▸ **Work required**: Below are the entries; return every line among them that holds the word "member".
[[ Dataset, beginning ]]
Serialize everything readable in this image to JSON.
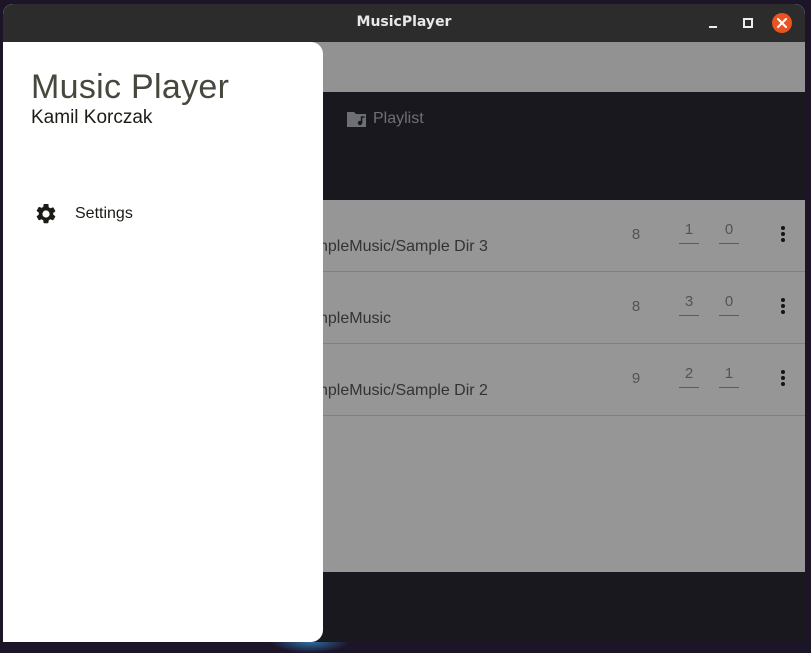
{
  "window": {
    "title": "MusicPlayer",
    "controls": [
      "minimize-icon",
      "maximize-icon",
      "close-icon"
    ],
    "close_color": "#e95420"
  },
  "tabs": [
    {
      "label": "Playlist",
      "icon": "folder-music-icon"
    }
  ],
  "folders": [
    {
      "path_visible": "nplеMusic/Sample Dir 3",
      "count": "8",
      "value_a": "1",
      "value_b": "0"
    },
    {
      "path_visible": "nplеMusic",
      "count": "8",
      "value_a": "3",
      "value_b": "0"
    },
    {
      "path_visible": "nplеMusic/Sample Dir 2",
      "count": "9",
      "value_a": "2",
      "value_b": "1"
    }
  ],
  "drawer": {
    "title": "Music Player",
    "subtitle": "Kamil Korczak",
    "items": [
      {
        "label": "Settings",
        "icon": "gear-icon"
      }
    ]
  },
  "colors": {
    "titlebar": "#2c2c2c",
    "tabbar": "#2b2935",
    "drawer_title": "#47473d"
  }
}
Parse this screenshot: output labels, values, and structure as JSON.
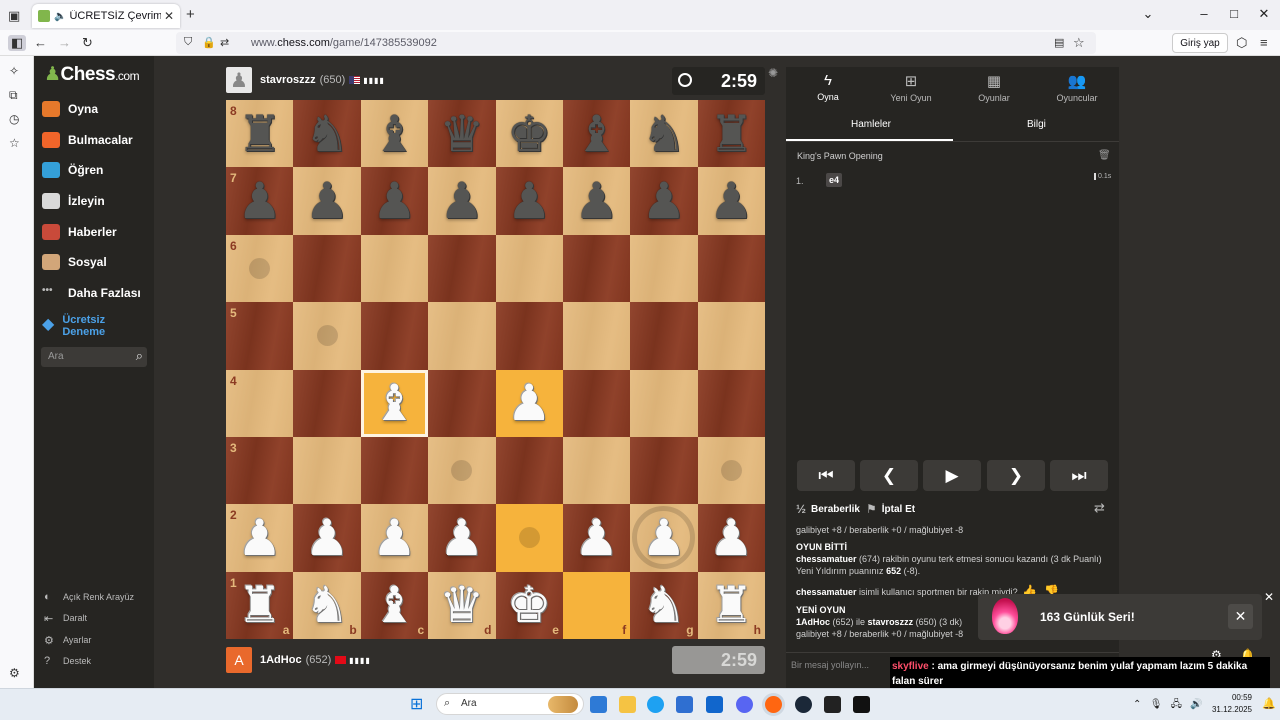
{
  "browser": {
    "tab_title": "ÜCRETSİZ Çevrimiçi Satranç",
    "url_prefix": "www.",
    "url_domain": "chess.com",
    "url_path": "/game/147385539092",
    "login_label": "Giriş yap"
  },
  "sidebar": {
    "logo": "Chess",
    "logo_suffix": ".com",
    "items": [
      {
        "label": "Oyna",
        "icon": "pawn-hand-icon",
        "color": "#e6792b"
      },
      {
        "label": "Bulmacalar",
        "icon": "puzzle-icon",
        "color": "#f0652a"
      },
      {
        "label": "Öğren",
        "icon": "learn-cube-icon",
        "color": "#34a0d9"
      },
      {
        "label": "İzleyin",
        "icon": "binoculars-icon",
        "color": "#d9d9d9"
      },
      {
        "label": "Haberler",
        "icon": "newspaper-icon",
        "color": "#c94a3a"
      },
      {
        "label": "Sosyal",
        "icon": "social-icon",
        "color": "#d2a679"
      },
      {
        "label": "Daha Fazlası",
        "icon": "more-dots-icon",
        "color": "#bababa"
      }
    ],
    "trial_line1": "Ücretsiz",
    "trial_line2": "Deneme",
    "search_placeholder": "Ara",
    "bottom": [
      {
        "label": "Açık Renk Arayüz",
        "icon": "theme-toggle-icon"
      },
      {
        "label": "Daralt",
        "icon": "collapse-icon"
      },
      {
        "label": "Ayarlar",
        "icon": "settings-icon"
      },
      {
        "label": "Destek",
        "icon": "help-icon"
      }
    ]
  },
  "top_player": {
    "name": "stavroszzz",
    "rating": "(650)",
    "clock": "2:59"
  },
  "bottom_player": {
    "name": "1AdHoc",
    "rating": "(652)",
    "clock": "2:59",
    "avatar_letter": "A"
  },
  "board": {
    "ranks": [
      "8",
      "7",
      "6",
      "5",
      "4",
      "3",
      "2",
      "1"
    ],
    "files": [
      "a",
      "b",
      "c",
      "d",
      "e",
      "f",
      "g",
      "h"
    ],
    "light_color": "#e4b97c",
    "dark_color": "#8b3a22",
    "highlight_color": "#f6b33c",
    "pieces": [
      {
        "sq": "a8",
        "p": "♜",
        "c": "b"
      },
      {
        "sq": "b8",
        "p": "♞",
        "c": "b"
      },
      {
        "sq": "c8",
        "p": "♝",
        "c": "b"
      },
      {
        "sq": "d8",
        "p": "♛",
        "c": "b"
      },
      {
        "sq": "e8",
        "p": "♚",
        "c": "b"
      },
      {
        "sq": "f8",
        "p": "♝",
        "c": "b"
      },
      {
        "sq": "g8",
        "p": "♞",
        "c": "b"
      },
      {
        "sq": "h8",
        "p": "♜",
        "c": "b"
      },
      {
        "sq": "a7",
        "p": "♟",
        "c": "b"
      },
      {
        "sq": "b7",
        "p": "♟",
        "c": "b"
      },
      {
        "sq": "c7",
        "p": "♟",
        "c": "b"
      },
      {
        "sq": "d7",
        "p": "♟",
        "c": "b"
      },
      {
        "sq": "e7",
        "p": "♟",
        "c": "b"
      },
      {
        "sq": "f7",
        "p": "♟",
        "c": "b"
      },
      {
        "sq": "g7",
        "p": "♟",
        "c": "b"
      },
      {
        "sq": "h7",
        "p": "♟",
        "c": "b"
      },
      {
        "sq": "c4",
        "p": "♝",
        "c": "w"
      },
      {
        "sq": "e4",
        "p": "♟",
        "c": "w"
      },
      {
        "sq": "a2",
        "p": "♟",
        "c": "w"
      },
      {
        "sq": "b2",
        "p": "♟",
        "c": "w"
      },
      {
        "sq": "c2",
        "p": "♟",
        "c": "w"
      },
      {
        "sq": "d2",
        "p": "♟",
        "c": "w"
      },
      {
        "sq": "f2",
        "p": "♟",
        "c": "w"
      },
      {
        "sq": "g2",
        "p": "♟",
        "c": "w"
      },
      {
        "sq": "h2",
        "p": "♟",
        "c": "w"
      },
      {
        "sq": "a1",
        "p": "♜",
        "c": "w"
      },
      {
        "sq": "b1",
        "p": "♞",
        "c": "w"
      },
      {
        "sq": "c1",
        "p": "♝",
        "c": "w"
      },
      {
        "sq": "d1",
        "p": "♛",
        "c": "w"
      },
      {
        "sq": "e1",
        "p": "♚",
        "c": "w"
      },
      {
        "sq": "g1",
        "p": "♞",
        "c": "w"
      },
      {
        "sq": "h1",
        "p": "♜",
        "c": "w"
      }
    ],
    "highlighted": [
      "e4",
      "e2",
      "f1"
    ],
    "selected": "c4",
    "hints": [
      "a6",
      "b5",
      "d3",
      "h3",
      "e2"
    ],
    "ring_hints": [
      "g2"
    ]
  },
  "panel": {
    "tabs": [
      {
        "label": "Oyna",
        "icon": "lightning-icon"
      },
      {
        "label": "Yeni Oyun",
        "icon": "plus-square-icon"
      },
      {
        "label": "Oyunlar",
        "icon": "chessboard-icon"
      },
      {
        "label": "Oyuncular",
        "icon": "players-icon"
      }
    ],
    "subtab_moves": "Hamleler",
    "subtab_info": "Bilgi",
    "opening": "King's Pawn Opening",
    "move_number": "1.",
    "move_white": "e4",
    "move_time": "0.1s",
    "draw_label": "Beraberlik",
    "abort_label": "İptal Et",
    "message_placeholder": "Bir mesaj yollayın..."
  },
  "chat": {
    "line1": "galibiyet +8 / beraberlik +0 / mağlubiyet -8",
    "game_over": "OYUN BİTTİ",
    "result_name": "chessamatuer",
    "result_text": " (674) rakibin oyunu terk etmesi sonucu kazandı (3 dk Puanlı)",
    "new_rating_text": "Yeni Yıldırım puanınız ",
    "new_rating_val": "652",
    "new_rating_delta": " (-8).",
    "sportsman_name": "chessamatuer",
    "sportsman_text": " isimli kullanıcı sportmen bir rakip miydi?",
    "new_game": "YENİ OYUN",
    "ng_p1": "1AdHoc",
    "ng_mid": " (652) ile ",
    "ng_p2": "stavroszzz",
    "ng_end": " (650) (3 dk)",
    "line_last": "galibiyet +8 / beraberlik +0 / mağlubiyet -8"
  },
  "streak": {
    "text": "163 Günlük Seri!"
  },
  "overlay": {
    "name": "skyflive",
    "text": " : ama girmeyi düşünüyorsanız benim yulaf yapmam lazım 5 dakika falan sürer"
  },
  "taskbar": {
    "search": "Ara",
    "time": "00:59",
    "date": "31.12.2025"
  }
}
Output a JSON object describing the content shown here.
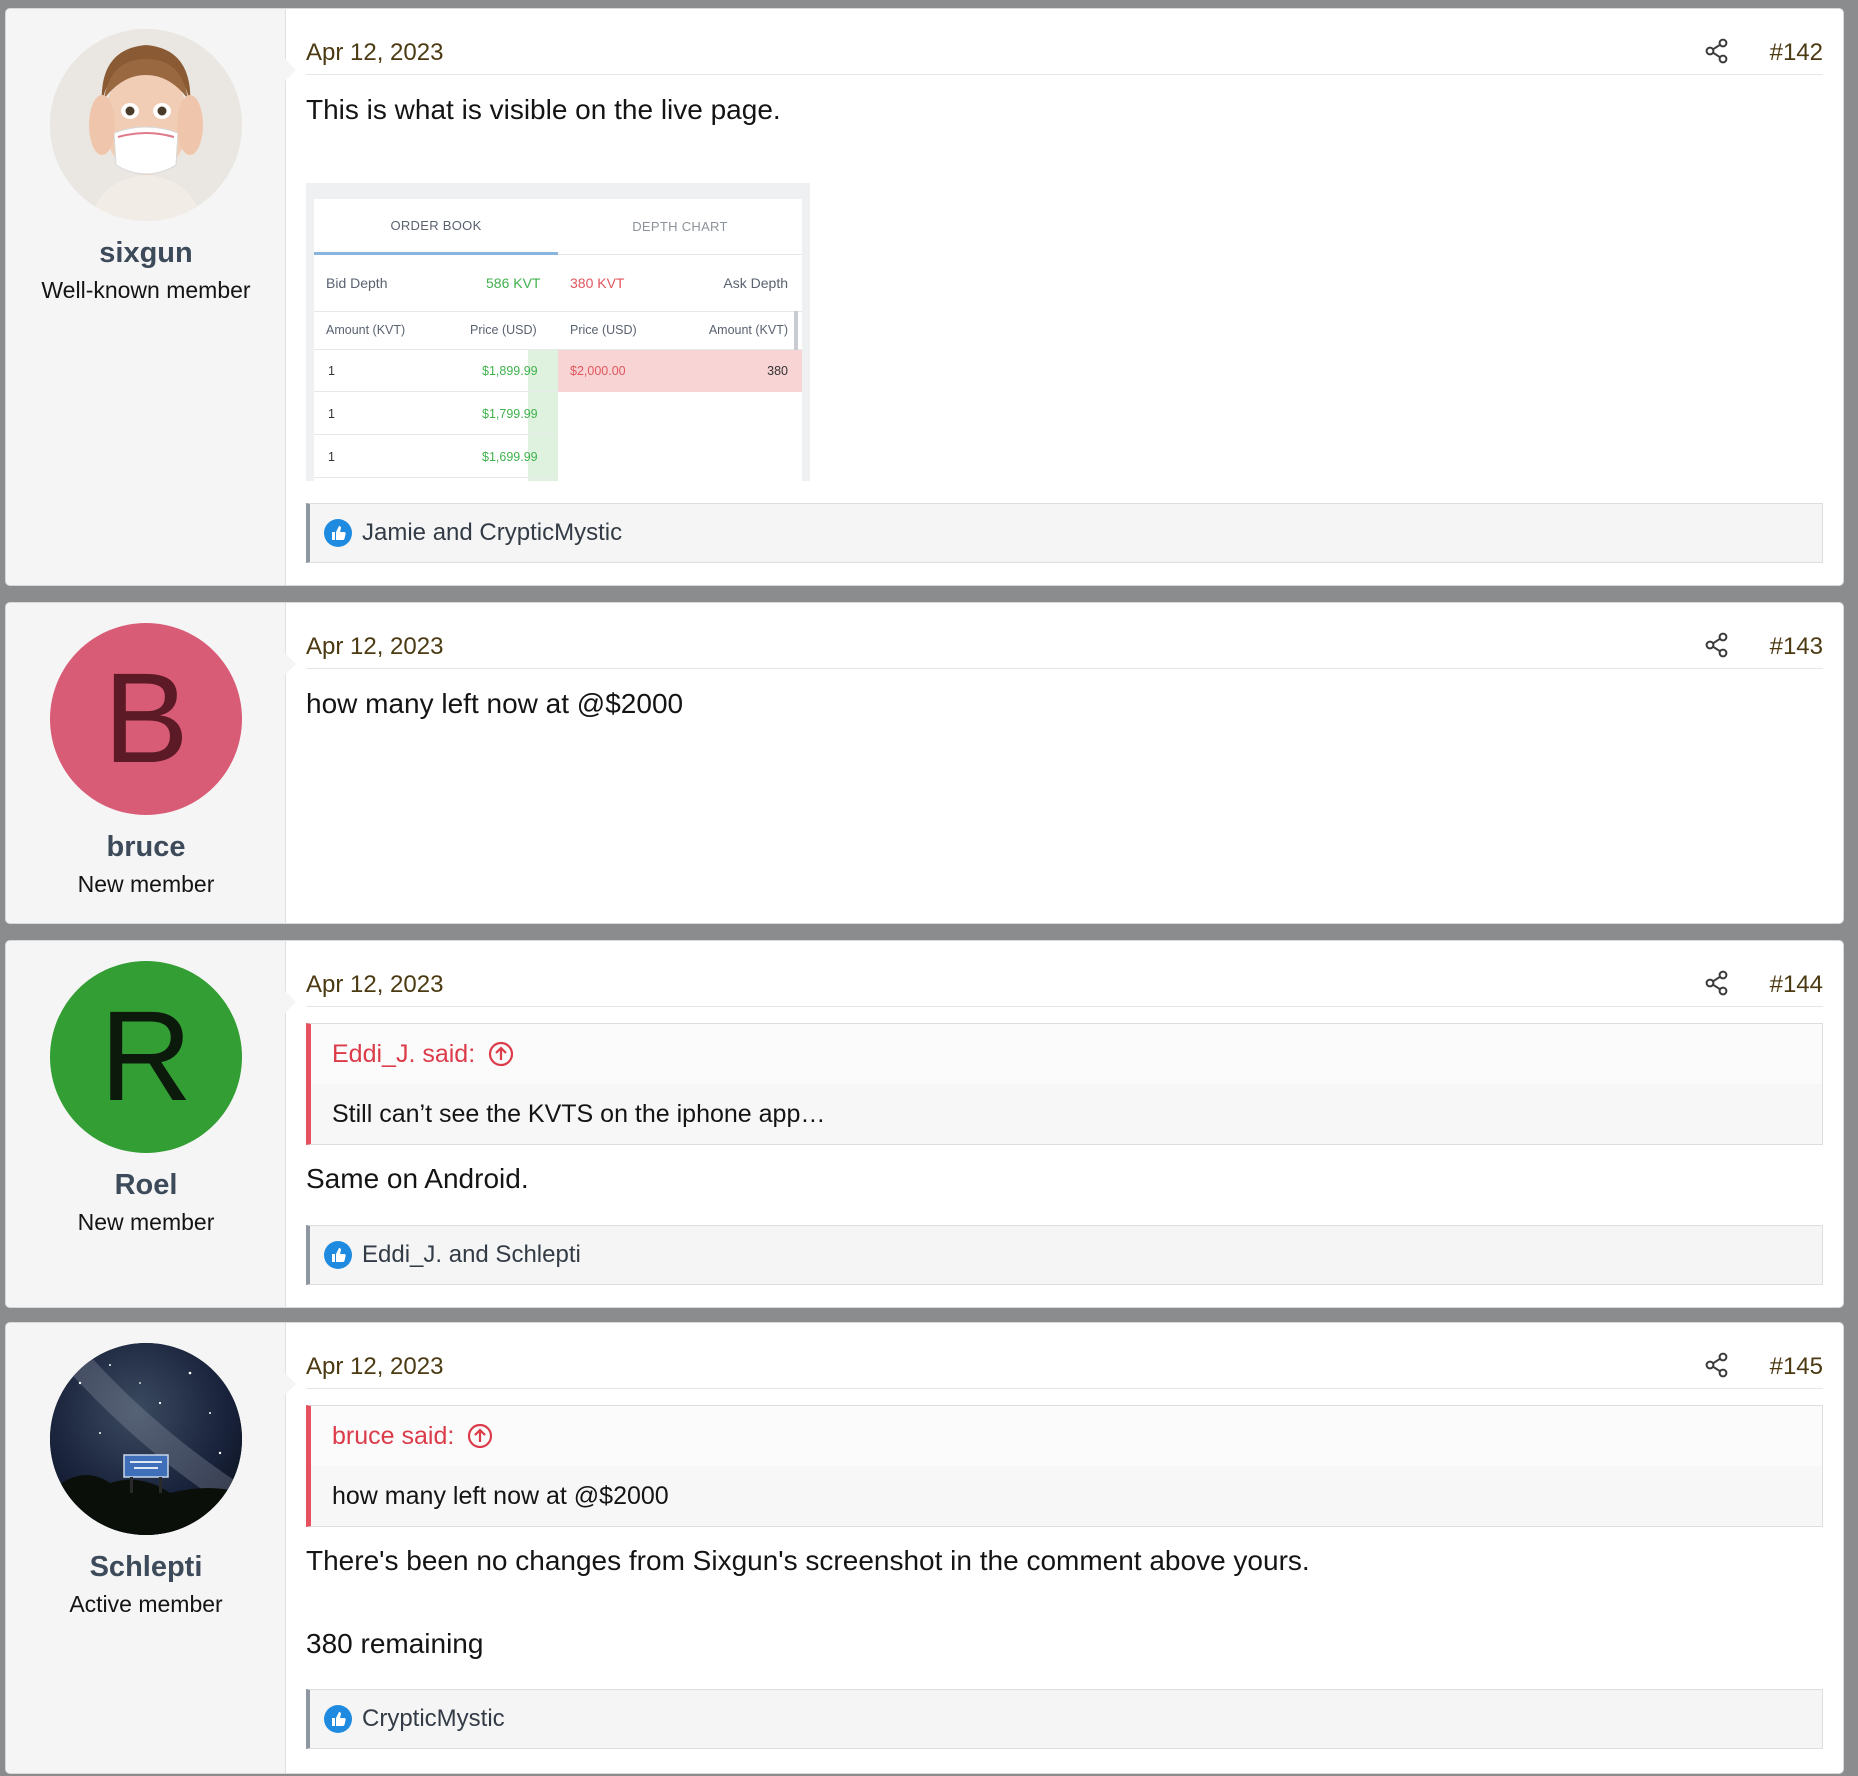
{
  "posts": [
    {
      "user": {
        "name": "sixgun",
        "title": "Well-known member",
        "avatar_icon": "masked-woman-avatar"
      },
      "date": "Apr 12, 2023",
      "number": "#142",
      "body": [
        "This is what is visible on the live page."
      ],
      "attachment": {
        "tabs": [
          "ORDER BOOK",
          "DEPTH CHART"
        ],
        "bid_depth_label": "Bid Depth",
        "bid_depth_value": "586 KVT",
        "ask_depth_value": "380 KVT",
        "ask_depth_label": "Ask Depth",
        "columns": [
          "Amount (KVT)",
          "Price (USD)",
          "Price (USD)",
          "Amount (KVT)"
        ],
        "bids": [
          {
            "amount": "1",
            "price": "$1,899.99"
          },
          {
            "amount": "1",
            "price": "$1,799.99"
          },
          {
            "amount": "1",
            "price": "$1,699.99"
          }
        ],
        "asks": [
          {
            "price": "$2,000.00",
            "amount": "380"
          }
        ]
      },
      "reactions": "Jamie and CrypticMystic"
    },
    {
      "user": {
        "name": "bruce",
        "title": "New member",
        "initial": "B",
        "avatar_color": "#d95c76",
        "initial_color": "#5c1a26"
      },
      "date": "Apr 12, 2023",
      "number": "#143",
      "body": [
        "how many left now at @$2000"
      ]
    },
    {
      "user": {
        "name": "Roel",
        "title": "New member",
        "initial": "R",
        "avatar_color": "#339e33",
        "initial_color": "#0c1a0c"
      },
      "date": "Apr 12, 2023",
      "number": "#144",
      "quote": {
        "author": "Eddi_J. said:",
        "text": "Still can’t see the KVTS on the iphone app…"
      },
      "body": [
        "Same on Android."
      ],
      "reactions": "Eddi_J. and Schlepti"
    },
    {
      "user": {
        "name": "Schlepti",
        "title": "Active member",
        "avatar_icon": "night-sky-sign-avatar"
      },
      "date": "Apr 12, 2023",
      "number": "#145",
      "quote": {
        "author": "bruce said:",
        "text": "how many left now at @$2000"
      },
      "body": [
        "There's been no changes from Sixgun's screenshot in the comment above yours.",
        "380 remaining"
      ],
      "reactions": "CrypticMystic"
    }
  ],
  "colors": {
    "page_bg": "#8a8c8e",
    "quote_accent": "#e7505f",
    "like_blue": "#1f8be0",
    "bid_green": "#3fb24c",
    "ask_red": "#e0565c"
  }
}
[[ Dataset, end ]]
▸ **Problem solution**:
        "title": "Well-known member",
        "title": "New member",
        "title": "New member",
        "title": "Active member",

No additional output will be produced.